Fidelity and NCB Capital have said they will target pan-European core and core plus assets across Germany, France, Benelux and the UK.
A spokesman for Fidelity said the Shariah-compliant mandate would be focused on lot sizes of around $20 million to $60 million in the office, logistics and retail sectors. The mandate, once leverage is included, will have total investment firepower of $300 million, the spokesman added.
“In the current climate, real estate has come into its own as institutions look for income and, in recent years, appetite from Middle Eastern investors has begun to increase,” said Adrian Benedict, investment director real estate at Fidelity International.
“Developing a strategy and flexible structure to meet the needs of NCB Capital’s client base has been at the heart of this project. With strong competition for core, yielding assets, our intention is to focus on opportunities with active income management potential across the key economic regions of Europe,” added Benedict.
The National Commercial Bank is the second largest bank in the Arab world with assets, as of the end of 2015, totaling $119 billion.

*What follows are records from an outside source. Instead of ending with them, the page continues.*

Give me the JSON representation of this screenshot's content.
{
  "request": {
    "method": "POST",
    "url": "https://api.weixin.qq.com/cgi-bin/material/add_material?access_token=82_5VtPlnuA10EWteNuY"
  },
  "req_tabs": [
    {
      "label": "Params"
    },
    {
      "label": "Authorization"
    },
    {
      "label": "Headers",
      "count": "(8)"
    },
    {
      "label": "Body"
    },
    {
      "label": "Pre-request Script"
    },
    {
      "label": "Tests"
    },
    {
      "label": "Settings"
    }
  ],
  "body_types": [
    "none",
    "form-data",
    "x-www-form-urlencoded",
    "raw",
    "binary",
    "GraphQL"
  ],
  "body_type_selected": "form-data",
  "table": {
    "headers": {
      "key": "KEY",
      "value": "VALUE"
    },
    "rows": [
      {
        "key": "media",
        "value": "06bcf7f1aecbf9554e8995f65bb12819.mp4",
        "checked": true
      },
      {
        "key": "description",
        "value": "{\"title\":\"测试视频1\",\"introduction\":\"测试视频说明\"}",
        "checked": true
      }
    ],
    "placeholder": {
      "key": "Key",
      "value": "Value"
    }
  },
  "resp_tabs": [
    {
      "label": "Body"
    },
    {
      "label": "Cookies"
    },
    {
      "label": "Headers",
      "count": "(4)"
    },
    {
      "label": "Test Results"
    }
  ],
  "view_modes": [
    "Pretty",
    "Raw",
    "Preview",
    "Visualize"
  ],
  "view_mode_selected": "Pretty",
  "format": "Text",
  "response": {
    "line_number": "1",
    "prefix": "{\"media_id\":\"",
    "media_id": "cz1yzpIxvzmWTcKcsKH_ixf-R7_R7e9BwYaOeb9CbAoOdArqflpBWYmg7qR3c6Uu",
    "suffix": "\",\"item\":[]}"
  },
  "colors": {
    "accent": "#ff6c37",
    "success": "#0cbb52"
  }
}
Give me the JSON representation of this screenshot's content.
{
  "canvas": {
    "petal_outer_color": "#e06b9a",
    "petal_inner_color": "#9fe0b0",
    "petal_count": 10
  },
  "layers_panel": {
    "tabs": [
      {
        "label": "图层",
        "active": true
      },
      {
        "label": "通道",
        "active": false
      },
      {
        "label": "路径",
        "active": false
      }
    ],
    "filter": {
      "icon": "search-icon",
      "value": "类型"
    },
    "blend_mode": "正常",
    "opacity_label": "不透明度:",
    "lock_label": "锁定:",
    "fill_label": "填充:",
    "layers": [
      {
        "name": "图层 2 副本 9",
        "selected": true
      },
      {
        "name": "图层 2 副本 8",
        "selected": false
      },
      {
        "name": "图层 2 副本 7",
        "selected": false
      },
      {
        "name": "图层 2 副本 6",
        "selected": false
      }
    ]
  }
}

Fidelity’s most recent activity took place in February when it raised around €111 million for its open-ended European-focused core real estate vehicle. The firm began its latest round of fundraising in December last year, since when it had received major backing from institutional investors in France, Germany, Switzerland and Ireland. Fidelity said it would be investing in core, multi-asset real estate via the vehicle, called the Fidelity Eurozone Select Real Estate Fund, which has a capital raising target of €250 million. The fund, which is aimed exclusively at institutional investors, has achieved an annual return of 9.2 percent over the last five years, with a distribution yield of around 4 percent, the firm said.